Diagram6

(XML mods apply, donít forget). After the Main program Equalizer, the signal is split in two: one feeds the main outs through a parametric EQ, and powers the main PA , the other feeds a secondary out through another parametric EQ, and powers the Sub bass bins. Why two parametric EQís, wouldnít one on the Sub-buss be sufficient? Well, might be, might be not. In fact, no. Thatís how active crossovers work. First, overlapping low frequencies can result in phase problems. Second, it is of no use whatsoever you feed high energy low frequencies into a speaker system that does not reproduce them acoustically but only transforms this energy into heat. Filtering these frequencies out of the main (top) system will lead to greater efficiency both for the amp and the speaker: you will notice more headroom and greater dynamics. Below are two screenshots (taken from the GlissEq plugin by Voxengo) of how such a crossover could be designed. The two filters are set to an 9 dB/octave slope, crossing over at -3dB at 100Hz.

HighPass
LowPass

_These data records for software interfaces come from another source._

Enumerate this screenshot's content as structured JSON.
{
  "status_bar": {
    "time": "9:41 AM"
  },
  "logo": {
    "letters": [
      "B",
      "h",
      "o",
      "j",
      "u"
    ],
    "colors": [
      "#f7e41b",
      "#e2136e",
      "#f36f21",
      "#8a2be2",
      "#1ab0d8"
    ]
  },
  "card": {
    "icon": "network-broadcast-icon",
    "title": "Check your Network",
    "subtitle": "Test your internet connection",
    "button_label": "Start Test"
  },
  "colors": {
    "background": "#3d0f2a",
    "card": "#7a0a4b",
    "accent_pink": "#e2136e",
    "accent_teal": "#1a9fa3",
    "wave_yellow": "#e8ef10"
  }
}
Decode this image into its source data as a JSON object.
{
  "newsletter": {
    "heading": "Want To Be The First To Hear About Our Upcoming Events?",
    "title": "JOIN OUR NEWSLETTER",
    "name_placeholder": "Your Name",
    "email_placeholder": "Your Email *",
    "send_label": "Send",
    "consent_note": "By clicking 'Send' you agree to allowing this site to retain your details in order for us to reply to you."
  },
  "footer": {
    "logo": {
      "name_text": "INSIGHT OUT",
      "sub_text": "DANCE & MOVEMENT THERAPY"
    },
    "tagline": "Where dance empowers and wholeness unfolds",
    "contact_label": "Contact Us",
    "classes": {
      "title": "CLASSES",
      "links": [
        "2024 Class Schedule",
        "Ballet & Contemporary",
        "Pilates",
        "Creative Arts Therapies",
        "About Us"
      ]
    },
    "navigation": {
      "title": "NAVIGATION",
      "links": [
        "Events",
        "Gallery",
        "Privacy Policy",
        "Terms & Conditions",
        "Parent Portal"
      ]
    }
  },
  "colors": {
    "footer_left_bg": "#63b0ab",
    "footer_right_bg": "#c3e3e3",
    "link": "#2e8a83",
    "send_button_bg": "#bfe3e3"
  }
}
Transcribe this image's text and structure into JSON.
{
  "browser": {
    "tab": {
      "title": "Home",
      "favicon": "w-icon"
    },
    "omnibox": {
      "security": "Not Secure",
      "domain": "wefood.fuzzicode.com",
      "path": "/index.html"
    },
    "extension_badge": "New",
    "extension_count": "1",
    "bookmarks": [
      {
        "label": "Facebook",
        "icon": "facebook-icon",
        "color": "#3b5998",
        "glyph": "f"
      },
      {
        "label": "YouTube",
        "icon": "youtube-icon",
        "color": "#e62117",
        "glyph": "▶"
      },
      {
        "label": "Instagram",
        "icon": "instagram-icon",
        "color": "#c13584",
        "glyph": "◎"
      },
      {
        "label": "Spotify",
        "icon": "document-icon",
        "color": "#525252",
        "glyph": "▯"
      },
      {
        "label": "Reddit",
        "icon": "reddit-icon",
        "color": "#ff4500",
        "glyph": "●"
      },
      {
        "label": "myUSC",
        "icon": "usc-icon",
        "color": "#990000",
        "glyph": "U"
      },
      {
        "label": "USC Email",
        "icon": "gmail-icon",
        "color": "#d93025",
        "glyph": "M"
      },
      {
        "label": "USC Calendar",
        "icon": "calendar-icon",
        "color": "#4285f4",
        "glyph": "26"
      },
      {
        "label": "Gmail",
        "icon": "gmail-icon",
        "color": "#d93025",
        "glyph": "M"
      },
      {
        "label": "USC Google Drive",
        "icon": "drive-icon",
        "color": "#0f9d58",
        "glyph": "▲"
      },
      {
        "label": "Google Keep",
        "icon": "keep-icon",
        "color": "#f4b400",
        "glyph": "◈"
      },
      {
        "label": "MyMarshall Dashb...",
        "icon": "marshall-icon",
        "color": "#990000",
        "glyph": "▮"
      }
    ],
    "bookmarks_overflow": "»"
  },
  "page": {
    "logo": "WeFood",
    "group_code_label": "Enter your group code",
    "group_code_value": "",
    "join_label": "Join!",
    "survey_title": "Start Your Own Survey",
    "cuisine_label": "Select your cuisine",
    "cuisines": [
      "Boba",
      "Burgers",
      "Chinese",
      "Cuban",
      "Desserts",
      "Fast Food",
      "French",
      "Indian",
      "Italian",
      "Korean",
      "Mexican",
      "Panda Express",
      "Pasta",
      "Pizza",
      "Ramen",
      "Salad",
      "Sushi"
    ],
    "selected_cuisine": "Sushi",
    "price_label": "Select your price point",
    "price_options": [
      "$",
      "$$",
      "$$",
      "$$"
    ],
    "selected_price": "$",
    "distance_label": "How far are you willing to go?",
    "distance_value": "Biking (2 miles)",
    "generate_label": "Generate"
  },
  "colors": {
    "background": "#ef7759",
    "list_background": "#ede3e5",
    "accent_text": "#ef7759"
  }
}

The LowPass section of the crossover, inserted in the main (top) signal path:

and the HighPass section, inserted in the Sub signal path.

Thatís it! Be careful though, donít start such engineering unless you fully understand what you are doing. You might want to ask: couldnít we design a full 4-way crossover system this way? The answer is: yes we can, but I wouldnít risk it. If something went wrong, the above system will not be harmed. It doesnt damage a bass speaker if it is fed with high frequency content, might something crash in the computer. On the other hand, if something goes wrong and you send accidentally 200 Watts of full range audio into a high frequency horn, damage is immediate.

So here is where this little tutorial ends. Itís not exhaustive, but I hope it has given you some ideas, up to you to invent new stuff!

Sub